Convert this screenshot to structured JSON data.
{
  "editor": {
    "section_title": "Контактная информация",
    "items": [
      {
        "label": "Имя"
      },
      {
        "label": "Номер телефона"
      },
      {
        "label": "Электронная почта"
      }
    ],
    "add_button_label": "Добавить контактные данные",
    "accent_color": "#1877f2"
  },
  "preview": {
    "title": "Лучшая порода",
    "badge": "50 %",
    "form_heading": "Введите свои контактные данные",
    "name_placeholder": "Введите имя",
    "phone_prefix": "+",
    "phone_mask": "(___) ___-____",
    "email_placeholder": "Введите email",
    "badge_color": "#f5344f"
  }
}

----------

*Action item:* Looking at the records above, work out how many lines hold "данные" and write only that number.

*Answer space:* 2